Ms Modeer visited a health facility, Edith Opperman Clinic – located in one of the oldest and poorest suburbs of Harare - which offers Maternal Neonatal Child Health services. At this clinic UNFPA also supports Cervical Cancer screening and treatment (Cryotherapy). About 2000 women have been screened in the facility since it started in 2014. She also visited the Sexual Gender Based Violence (SGBV) Clinic housed at the Edith Opperman Clinic. This MSF run clinic offers practical training to health personnel training on clinical management of SGBV with support from UNFPA.
The Swedish delegation also visited Mbare Sex Work Clinic which is part of the National Sex Work Programme coordinated by the National AIDS Council and the Ministry of Health and Child Care and implemented by Centre for Sexual Health and HIV AIDS Research Zimbabwe (CeSHHAR). The programme is done with financial and technical support from UNFPA, Sweden, Britain and Ireland.

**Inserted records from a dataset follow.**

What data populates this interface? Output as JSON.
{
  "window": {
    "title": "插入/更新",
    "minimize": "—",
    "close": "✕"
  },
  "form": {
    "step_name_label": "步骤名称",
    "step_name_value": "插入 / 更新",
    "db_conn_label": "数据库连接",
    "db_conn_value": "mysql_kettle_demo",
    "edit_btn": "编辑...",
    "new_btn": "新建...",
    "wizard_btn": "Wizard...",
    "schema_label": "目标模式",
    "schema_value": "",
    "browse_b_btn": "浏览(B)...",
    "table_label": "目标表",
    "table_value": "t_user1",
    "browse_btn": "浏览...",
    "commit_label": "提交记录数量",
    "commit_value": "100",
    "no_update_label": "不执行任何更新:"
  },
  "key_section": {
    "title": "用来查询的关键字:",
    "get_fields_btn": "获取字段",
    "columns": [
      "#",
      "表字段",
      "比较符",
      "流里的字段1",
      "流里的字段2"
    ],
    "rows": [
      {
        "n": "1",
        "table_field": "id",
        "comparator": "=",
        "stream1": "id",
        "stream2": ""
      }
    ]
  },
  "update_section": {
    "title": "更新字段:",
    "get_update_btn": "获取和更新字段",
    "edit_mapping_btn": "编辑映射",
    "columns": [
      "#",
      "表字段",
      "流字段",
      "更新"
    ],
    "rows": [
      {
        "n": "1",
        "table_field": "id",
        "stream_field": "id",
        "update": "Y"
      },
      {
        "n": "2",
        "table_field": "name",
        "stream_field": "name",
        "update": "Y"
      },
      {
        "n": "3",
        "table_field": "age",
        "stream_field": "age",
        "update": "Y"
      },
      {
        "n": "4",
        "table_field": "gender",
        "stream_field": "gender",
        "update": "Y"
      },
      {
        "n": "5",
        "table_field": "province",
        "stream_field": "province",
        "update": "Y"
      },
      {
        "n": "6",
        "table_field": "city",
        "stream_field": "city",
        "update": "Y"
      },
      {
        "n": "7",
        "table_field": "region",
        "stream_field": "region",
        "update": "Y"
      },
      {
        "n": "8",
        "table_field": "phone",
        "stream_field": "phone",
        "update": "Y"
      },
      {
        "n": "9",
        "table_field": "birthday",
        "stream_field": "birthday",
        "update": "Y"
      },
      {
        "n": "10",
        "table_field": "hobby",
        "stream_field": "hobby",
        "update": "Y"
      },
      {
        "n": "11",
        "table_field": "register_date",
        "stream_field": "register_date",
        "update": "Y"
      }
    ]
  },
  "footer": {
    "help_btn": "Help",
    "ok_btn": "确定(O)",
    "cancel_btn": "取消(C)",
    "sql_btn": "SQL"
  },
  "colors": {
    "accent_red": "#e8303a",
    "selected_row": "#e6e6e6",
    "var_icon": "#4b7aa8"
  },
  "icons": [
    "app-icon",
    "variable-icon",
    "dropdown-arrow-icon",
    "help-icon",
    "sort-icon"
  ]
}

It seeks to reduce HIV infection among Sex workers; reduce HIV transmission to their clients; and improve the rights of sex workers. The programme is operated through 36 centers in areas with a high concentration of sex workers (6 static and 30 outreach sites). Sex workers are provided with clinical services such as HIV testing and counselling, STI screening and treatment, referrals to ART and PReP, family planning and treatment of minor ailments and non-clinical services such as general counselling, legal advice and support.
The last stop for the mission was at NatPharm, a parastatal under the Ministry of Health and Child Care which is responsible for the storage and distribution of medicines and supplies to health institutions across the country. UNFPA procures VIAC commodities, key contraceptives and maternal drugs and which are stored and distributed through the nationals system coordinated by NatPharm.
Ms Modeer also met with few selected United Nations Country Team members and the Resident Coordinator Mr Bishow Parajuli.
Speaking at the end of her mission Ms Modeer confirmed the priorities of SIDA support in Zimbabwe are health, gender and environment. She reaffirmed strong support to the Sexual Reproductive Health and Rights agenda.
“We are continuing our long standing relations with Zimbabwe with a new development cooperation strategy for the coming 5 years,” Swedish State Secretary, Ms. Modeer
“We are following with great interest political and economic reforms in the country," said Ms. Modeer. "We work with good governance, rule of law, human rights with a variety of Zimbabwean actors but also within the area of health where we focus on SRHR for women and young people. We will also introduce a new area of work, environment and climate change because this affects Zimbabwe a lot.”
UNFPA Country Representative Cheikh Tidiane Cisse said it is through support from the development partners such as the Government of Sweden that has ensured women and young people in Zimbabwe are reached with essential and life saving SRH services.
“We are very grateful to Sweden for the support to our work as UNFPA which has and is continuing to make a huge difference in the lives of many women and young people,” said Cisse. “We look forward to greater cooperation in the future.”
By Bertha Shoko